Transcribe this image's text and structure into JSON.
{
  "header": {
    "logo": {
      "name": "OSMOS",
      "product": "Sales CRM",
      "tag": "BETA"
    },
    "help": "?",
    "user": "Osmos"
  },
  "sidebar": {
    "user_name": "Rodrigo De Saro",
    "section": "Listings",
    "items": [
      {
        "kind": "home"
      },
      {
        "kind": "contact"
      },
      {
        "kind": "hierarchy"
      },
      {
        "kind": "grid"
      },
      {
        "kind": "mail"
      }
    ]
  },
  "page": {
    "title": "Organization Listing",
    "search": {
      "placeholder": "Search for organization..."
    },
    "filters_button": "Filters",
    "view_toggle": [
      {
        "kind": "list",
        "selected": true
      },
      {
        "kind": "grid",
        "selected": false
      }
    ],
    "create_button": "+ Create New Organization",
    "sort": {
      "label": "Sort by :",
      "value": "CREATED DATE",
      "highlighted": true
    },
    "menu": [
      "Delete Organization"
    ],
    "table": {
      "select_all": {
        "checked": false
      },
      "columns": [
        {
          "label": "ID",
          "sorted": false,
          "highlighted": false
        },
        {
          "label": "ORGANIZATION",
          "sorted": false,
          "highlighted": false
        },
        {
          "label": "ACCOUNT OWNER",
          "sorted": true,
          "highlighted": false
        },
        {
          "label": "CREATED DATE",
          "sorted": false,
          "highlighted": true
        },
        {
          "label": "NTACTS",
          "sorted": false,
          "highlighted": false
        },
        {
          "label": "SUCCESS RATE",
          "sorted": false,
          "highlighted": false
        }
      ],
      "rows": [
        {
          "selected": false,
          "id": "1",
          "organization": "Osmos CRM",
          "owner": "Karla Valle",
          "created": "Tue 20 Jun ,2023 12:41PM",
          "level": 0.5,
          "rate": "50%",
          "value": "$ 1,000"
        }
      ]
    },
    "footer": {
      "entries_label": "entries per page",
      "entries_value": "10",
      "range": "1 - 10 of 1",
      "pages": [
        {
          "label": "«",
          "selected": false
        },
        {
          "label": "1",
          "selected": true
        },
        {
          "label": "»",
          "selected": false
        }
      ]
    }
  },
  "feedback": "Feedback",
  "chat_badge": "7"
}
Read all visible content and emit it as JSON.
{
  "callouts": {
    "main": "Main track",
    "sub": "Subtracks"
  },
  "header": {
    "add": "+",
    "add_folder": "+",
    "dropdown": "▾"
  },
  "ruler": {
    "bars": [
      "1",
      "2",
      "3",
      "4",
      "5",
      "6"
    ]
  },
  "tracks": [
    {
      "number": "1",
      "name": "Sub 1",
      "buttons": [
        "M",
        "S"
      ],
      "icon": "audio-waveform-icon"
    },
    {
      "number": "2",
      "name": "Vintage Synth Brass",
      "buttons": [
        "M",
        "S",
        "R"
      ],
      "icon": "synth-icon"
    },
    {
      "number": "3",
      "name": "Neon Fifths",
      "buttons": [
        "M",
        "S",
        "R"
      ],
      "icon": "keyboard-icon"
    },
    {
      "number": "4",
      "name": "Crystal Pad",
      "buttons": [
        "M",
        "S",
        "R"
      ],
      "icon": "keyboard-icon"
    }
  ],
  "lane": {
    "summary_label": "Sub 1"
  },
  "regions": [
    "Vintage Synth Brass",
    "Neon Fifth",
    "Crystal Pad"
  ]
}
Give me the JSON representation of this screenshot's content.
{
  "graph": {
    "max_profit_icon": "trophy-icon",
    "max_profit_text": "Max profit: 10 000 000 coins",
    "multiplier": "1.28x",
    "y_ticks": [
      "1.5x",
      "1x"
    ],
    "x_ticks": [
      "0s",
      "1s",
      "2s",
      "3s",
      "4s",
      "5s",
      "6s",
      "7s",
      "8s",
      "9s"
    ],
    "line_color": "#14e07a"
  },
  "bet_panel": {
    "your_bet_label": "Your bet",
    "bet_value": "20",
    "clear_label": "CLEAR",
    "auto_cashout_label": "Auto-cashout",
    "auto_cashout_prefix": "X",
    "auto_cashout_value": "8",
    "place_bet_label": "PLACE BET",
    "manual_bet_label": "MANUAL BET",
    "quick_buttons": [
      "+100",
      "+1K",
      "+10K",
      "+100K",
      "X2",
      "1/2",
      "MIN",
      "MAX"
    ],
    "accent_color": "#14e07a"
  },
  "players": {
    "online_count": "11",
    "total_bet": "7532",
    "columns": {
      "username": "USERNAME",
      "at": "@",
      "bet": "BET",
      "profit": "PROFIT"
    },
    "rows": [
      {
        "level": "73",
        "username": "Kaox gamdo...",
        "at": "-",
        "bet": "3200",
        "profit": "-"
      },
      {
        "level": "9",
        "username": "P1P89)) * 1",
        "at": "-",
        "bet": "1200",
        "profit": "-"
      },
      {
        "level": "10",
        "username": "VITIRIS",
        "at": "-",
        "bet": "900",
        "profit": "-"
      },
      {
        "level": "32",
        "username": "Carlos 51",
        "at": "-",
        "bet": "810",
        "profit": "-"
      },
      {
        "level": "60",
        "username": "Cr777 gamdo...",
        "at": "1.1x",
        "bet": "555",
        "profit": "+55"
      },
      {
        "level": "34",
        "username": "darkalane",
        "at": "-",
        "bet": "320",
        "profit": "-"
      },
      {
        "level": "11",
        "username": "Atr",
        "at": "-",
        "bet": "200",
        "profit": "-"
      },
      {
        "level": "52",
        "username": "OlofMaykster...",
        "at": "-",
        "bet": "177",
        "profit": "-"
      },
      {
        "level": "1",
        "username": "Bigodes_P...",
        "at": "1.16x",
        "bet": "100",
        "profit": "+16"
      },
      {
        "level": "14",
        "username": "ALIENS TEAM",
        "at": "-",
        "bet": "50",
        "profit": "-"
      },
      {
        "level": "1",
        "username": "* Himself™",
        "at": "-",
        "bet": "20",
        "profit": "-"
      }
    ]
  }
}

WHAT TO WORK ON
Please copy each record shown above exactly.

SOLUTION TO THIS PROBLEM
Transcribe this image's text and structure into JSON.
{
  "header": {
    "logo": {
      "name": "OSMOS",
      "product": "Sales CRM",
      "tag": "BETA"
    },
    "help": "?",
    "user": "Osmos"
  },
  "sidebar": {
    "user_name": "Rodrigo De Saro",
    "section": "Listings",
    "items": [
      {
        "kind": "home"
      },
      {
        "kind": "contact"
      },
      {
        "kind": "hierarchy"
      },
      {
        "kind": "grid"
      },
      {
        "kind": "mail"
      }
    ]
  },
  "page": {
    "title": "Organization Listing",
    "search": {
      "placeholder": "Search for organization..."
    },
    "filters_button": "Filters",
    "view_toggle": [
      {
        "kind": "list",
        "selected": true
      },
      {
        "kind": "grid",
        "selected": false
      }
    ],
    "create_button": "+ Create New Organization",
    "sort": {
      "label": "Sort by :",
      "value": "CREATED DATE",
      "highlighted": true
    },
    "menu": [
      "Delete Organization"
    ],
    "table": {
      "select_all": {
        "checked": false
      },
      "columns": [
        {
          "label": "ID",
          "sorted": false,
          "highlighted": false
        },
        {
          "label": "ORGANIZATION",
          "sorted": false,
          "highlighted": false
        },
        {
          "label": "ACCOUNT OWNER",
          "sorted": true,
          "highlighted": false
        },
        {
          "label": "CREATED DATE",
          "sorted": false,
          "highlighted": true
        },
        {
          "label": "NTACTS",
          "sorted": false,
          "highlighted": false
        },
        {
          "label": "SUCCESS RATE",
          "sorted": false,
          "highlighted": false
        }
      ],
      "rows": [
        {
          "selected": false,
          "id": "1",
          "organization": "Osmos CRM",
          "owner": "Karla Valle",
          "created": "Tue 20 Jun ,2023 12:41PM",
          "level": 0.5,
          "rate": "50%",
          "value": "$ 1,000"
        }
      ]
    },
    "footer": {
      "entries_label": "entries per page",
      "entries_value": "10",
      "range": "1 - 10 of 1",
      "pages": [
        {
          "label": "«",
          "selected": false
        },
        {
          "label": "1",
          "selected": true
        },
        {
          "label": "»",
          "selected": false
        }
      ]
    }
  },
  "feedback": "Feedback",
  "chat_badge": "7"
}
Read all visible content and emit it as JSON.
{
  "callouts": {
    "main": "Main track",
    "sub": "Subtracks"
  },
  "header": {
    "add": "+",
    "add_folder": "+",
    "dropdown": "▾"
  },
  "ruler": {
    "bars": [
      "1",
      "2",
      "3",
      "4",
      "5",
      "6"
    ]
  },
  "tracks": [
    {
      "number": "1",
      "name": "Sub 1",
      "buttons": [
        "M",
        "S"
      ],
      "icon": "audio-waveform-icon"
    },
    {
      "number": "2",
      "name": "Vintage Synth Brass",
      "buttons": [
        "M",
        "S",
        "R"
      ],
      "icon": "synth-icon"
    },
    {
      "number": "3",
      "name": "Neon Fifths",
      "buttons": [
        "M",
        "S",
        "R"
      ],
      "icon": "keyboard-icon"
    },
    {
      "number": "4",
      "name": "Crystal Pad",
      "buttons": [
        "M",
        "S",
        "R"
      ],
      "icon": "keyboard-icon"
    }
  ],
  "lane": {
    "summary_label": "Sub 1"
  },
  "regions": [
    "Vintage Synth Brass",
    "Neon Fifth",
    "Crystal Pad"
  ]
}
Give me the JSON representation of this screenshot's content.
{
  "graph": {
    "max_profit_icon": "trophy-icon",
    "max_profit_text": "Max profit: 10 000 000 coins",
    "multiplier": "1.28x",
    "y_ticks": [
      "1.5x",
      "1x"
    ],
    "x_ticks": [
      "0s",
      "1s",
      "2s",
      "3s",
      "4s",
      "5s",
      "6s",
      "7s",
      "8s",
      "9s"
    ],
    "line_color": "#14e07a"
  },
  "bet_panel": {
    "your_bet_label": "Your bet",
    "bet_value": "20",
    "clear_label": "CLEAR",
    "auto_cashout_label": "Auto-cashout",
    "auto_cashout_prefix": "X",
    "auto_cashout_value": "8",
    "place_bet_label": "PLACE BET",
    "manual_bet_label": "MANUAL BET",
    "quick_buttons": [
      "+100",
      "+1K",
      "+10K",
      "+100K",
      "X2",
      "1/2",
      "MIN",
      "MAX"
    ],
    "accent_color": "#14e07a"
  },
  "players": {
    "online_count": "11",
    "total_bet": "7532",
    "columns": {
      "username": "USERNAME",
      "at": "@",
      "bet": "BET",
      "profit": "PROFIT"
    },
    "rows": [
      {
        "level": "73",
        "username": "Kaox gamdo...",
        "at": "-",
        "bet": "3200",
        "profit": "-"
      },
      {
        "level": "9",
        "username": "P1P89)) * 1",
        "at": "-",
        "bet": "1200",
        "profit": "-"
      },
      {
        "level": "10",
        "username": "VITIRIS",
        "at": "-",
        "bet": "900",
        "profit": "-"
      },
      {
        "level": "32",
        "username": "Carlos 51",
        "at": "-",
        "bet": "810",
        "profit": "-"
      },
      {
        "level": "60",
        "username": "Cr777 gamdo...",
        "at": "1.1x",
        "bet": "555",
        "profit": "+55"
      },
      {
        "level": "34",
        "username": "darkalane",
        "at": "-",
        "bet": "320",
        "profit": "-"
      },
      {
        "level": "11",
        "username": "Atr",
        "at": "-",
        "bet": "200",
        "profit": "-"
      },
      {
        "level": "52",
        "username": "OlofMaykster...",
        "at": "-",
        "bet": "177",
        "profit": "-"
      },
      {
        "level": "1",
        "username": "Bigodes_P...",
        "at": "1.16x",
        "bet": "100",
        "profit": "+16"
      },
      {
        "level": "14",
        "username": "ALIENS TEAM",
        "at": "-",
        "bet": "50",
        "profit": "-"
      },
      {
        "level": "1",
        "username": "* Himself™",
        "at": "-",
        "bet": "20",
        "profit": "-"
      }
    ]
  }
}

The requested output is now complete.